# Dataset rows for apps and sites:
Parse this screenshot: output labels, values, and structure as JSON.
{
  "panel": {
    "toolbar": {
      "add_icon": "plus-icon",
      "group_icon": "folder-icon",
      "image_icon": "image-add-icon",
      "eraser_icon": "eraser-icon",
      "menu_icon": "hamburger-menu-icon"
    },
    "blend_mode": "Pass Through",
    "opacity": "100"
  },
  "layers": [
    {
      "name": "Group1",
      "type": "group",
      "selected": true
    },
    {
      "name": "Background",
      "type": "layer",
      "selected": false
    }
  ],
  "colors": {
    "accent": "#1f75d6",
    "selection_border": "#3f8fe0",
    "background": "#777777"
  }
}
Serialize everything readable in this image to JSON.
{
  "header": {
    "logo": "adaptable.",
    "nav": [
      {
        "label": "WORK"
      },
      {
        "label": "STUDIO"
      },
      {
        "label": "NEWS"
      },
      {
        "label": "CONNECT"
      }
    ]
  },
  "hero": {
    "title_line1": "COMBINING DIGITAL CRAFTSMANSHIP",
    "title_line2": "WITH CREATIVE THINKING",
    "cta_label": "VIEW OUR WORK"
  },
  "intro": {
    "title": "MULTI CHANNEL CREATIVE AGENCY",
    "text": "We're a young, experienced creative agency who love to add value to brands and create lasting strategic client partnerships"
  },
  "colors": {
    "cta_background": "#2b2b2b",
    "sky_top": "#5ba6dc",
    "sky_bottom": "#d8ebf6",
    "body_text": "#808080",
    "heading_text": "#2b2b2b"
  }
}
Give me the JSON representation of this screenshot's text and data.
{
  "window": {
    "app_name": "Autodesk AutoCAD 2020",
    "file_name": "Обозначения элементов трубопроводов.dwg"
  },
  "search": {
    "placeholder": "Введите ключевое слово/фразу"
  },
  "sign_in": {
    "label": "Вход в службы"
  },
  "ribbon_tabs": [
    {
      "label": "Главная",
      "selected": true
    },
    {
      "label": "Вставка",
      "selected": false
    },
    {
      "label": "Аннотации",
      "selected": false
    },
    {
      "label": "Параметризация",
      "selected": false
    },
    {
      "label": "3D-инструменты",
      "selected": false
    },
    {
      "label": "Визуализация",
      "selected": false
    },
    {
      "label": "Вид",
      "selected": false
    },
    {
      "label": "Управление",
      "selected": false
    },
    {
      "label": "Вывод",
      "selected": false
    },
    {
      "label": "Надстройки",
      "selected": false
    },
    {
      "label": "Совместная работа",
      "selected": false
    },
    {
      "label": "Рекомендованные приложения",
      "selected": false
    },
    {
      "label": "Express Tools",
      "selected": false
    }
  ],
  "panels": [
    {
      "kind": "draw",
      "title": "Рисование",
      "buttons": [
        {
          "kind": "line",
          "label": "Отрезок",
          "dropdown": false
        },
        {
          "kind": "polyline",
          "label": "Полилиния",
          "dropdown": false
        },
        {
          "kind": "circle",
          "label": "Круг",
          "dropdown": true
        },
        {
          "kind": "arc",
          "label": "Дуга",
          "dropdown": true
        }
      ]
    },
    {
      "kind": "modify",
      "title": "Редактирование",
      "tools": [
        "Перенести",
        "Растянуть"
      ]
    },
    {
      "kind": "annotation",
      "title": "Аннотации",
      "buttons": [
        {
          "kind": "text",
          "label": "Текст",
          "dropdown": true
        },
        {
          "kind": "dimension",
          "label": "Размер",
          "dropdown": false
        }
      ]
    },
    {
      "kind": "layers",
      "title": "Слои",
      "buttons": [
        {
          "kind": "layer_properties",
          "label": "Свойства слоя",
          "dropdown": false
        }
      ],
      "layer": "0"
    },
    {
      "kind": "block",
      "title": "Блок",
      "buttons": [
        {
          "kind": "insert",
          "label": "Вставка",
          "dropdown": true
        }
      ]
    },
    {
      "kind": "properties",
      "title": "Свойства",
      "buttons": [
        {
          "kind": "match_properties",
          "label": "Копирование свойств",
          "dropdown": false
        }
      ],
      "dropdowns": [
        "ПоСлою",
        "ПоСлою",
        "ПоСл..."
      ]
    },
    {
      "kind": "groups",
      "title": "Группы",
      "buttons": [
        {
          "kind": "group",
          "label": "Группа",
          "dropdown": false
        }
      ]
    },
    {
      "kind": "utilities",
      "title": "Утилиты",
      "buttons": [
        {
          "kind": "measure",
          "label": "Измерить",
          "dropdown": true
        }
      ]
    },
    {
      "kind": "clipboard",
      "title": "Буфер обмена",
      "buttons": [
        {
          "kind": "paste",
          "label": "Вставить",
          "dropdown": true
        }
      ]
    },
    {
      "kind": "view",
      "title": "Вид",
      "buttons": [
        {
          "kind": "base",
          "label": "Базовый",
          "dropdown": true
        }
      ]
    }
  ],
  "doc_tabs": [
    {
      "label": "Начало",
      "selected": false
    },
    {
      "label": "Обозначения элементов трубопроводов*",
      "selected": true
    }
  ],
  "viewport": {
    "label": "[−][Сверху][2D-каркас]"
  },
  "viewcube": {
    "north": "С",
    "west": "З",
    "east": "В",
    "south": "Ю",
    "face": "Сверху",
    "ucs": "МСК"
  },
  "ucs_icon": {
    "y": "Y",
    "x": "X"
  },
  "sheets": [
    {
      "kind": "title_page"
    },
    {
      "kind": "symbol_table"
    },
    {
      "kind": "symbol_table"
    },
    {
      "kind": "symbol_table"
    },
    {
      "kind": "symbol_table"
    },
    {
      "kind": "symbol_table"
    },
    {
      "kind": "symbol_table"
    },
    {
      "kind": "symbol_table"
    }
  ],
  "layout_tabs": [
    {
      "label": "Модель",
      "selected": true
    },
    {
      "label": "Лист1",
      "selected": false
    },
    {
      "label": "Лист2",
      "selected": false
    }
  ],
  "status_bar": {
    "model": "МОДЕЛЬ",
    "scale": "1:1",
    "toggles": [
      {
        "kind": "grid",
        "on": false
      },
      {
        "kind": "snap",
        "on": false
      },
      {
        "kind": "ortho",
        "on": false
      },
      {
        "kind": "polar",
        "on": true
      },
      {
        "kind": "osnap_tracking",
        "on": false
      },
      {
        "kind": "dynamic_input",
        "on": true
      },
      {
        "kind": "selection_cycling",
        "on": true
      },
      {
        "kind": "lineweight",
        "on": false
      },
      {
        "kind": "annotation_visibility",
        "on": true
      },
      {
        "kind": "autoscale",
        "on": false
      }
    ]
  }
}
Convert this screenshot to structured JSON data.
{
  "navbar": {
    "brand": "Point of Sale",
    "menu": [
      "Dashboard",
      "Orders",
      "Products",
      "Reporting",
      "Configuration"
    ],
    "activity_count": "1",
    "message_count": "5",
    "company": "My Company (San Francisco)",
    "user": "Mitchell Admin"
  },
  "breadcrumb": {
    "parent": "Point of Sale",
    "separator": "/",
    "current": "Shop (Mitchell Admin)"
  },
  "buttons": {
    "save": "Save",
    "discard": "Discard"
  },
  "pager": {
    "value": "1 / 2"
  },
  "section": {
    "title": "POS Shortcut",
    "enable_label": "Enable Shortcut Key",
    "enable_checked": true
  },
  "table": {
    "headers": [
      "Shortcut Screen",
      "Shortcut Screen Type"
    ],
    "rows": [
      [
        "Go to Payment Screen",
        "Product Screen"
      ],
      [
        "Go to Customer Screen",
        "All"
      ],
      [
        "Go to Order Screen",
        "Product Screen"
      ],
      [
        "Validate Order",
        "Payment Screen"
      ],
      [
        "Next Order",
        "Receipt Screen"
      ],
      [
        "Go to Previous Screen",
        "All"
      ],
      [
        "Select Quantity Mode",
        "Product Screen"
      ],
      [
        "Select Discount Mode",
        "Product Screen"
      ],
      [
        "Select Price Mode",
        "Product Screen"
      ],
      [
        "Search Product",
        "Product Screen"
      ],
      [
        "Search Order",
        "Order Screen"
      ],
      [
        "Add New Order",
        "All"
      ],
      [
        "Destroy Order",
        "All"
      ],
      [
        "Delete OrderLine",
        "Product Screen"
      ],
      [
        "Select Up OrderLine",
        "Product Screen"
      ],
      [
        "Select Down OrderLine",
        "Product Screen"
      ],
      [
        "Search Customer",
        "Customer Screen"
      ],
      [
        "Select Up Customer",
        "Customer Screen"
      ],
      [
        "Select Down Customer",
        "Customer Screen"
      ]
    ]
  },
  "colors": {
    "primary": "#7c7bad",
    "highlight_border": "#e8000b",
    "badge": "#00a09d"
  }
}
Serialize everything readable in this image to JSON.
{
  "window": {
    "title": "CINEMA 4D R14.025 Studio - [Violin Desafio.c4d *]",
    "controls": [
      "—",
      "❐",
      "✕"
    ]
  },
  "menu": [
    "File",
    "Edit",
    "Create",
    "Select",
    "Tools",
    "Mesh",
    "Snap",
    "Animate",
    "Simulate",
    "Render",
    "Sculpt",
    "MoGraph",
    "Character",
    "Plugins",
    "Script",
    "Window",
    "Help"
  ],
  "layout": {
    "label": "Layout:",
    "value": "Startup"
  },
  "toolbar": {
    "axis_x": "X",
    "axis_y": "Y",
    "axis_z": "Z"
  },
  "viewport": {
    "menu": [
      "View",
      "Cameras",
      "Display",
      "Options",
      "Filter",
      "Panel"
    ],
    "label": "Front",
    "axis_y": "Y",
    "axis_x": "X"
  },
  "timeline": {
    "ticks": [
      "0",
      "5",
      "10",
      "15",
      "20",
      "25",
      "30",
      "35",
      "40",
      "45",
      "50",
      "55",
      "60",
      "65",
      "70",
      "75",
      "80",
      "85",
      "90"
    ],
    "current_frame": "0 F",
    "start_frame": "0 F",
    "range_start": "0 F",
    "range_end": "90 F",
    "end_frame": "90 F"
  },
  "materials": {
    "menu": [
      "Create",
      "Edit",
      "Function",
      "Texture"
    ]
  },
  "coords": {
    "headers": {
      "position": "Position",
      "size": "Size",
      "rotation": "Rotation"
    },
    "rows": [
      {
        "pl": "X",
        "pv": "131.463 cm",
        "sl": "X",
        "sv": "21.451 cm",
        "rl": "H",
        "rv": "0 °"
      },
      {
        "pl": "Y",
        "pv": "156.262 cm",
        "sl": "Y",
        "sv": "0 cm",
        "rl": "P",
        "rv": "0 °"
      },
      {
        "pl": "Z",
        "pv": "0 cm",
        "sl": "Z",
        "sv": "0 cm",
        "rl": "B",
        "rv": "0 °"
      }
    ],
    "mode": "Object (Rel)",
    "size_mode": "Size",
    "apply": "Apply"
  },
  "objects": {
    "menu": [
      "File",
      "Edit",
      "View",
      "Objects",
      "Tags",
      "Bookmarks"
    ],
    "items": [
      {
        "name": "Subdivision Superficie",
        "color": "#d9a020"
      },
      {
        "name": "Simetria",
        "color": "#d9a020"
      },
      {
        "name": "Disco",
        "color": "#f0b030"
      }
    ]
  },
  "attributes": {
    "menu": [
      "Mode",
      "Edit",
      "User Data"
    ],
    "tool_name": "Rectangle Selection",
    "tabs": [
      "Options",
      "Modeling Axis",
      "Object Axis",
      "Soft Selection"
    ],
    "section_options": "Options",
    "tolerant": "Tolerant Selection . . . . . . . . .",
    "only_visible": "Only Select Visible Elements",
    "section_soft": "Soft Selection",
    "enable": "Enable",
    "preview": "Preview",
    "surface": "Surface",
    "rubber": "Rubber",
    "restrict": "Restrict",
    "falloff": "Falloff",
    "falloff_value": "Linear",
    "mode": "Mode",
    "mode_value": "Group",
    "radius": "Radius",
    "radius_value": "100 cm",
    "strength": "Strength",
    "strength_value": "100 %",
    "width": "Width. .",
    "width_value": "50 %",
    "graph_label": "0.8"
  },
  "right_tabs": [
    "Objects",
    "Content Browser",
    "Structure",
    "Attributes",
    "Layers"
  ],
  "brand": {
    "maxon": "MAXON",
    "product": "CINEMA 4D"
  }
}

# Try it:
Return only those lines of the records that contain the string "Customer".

# Response box:
        "Go to Customer Screen",
        "Search Customer",
        "Customer Screen"
        "Select Up Customer",
        "Customer Screen"
        "Select Down Customer",
        "Customer Screen"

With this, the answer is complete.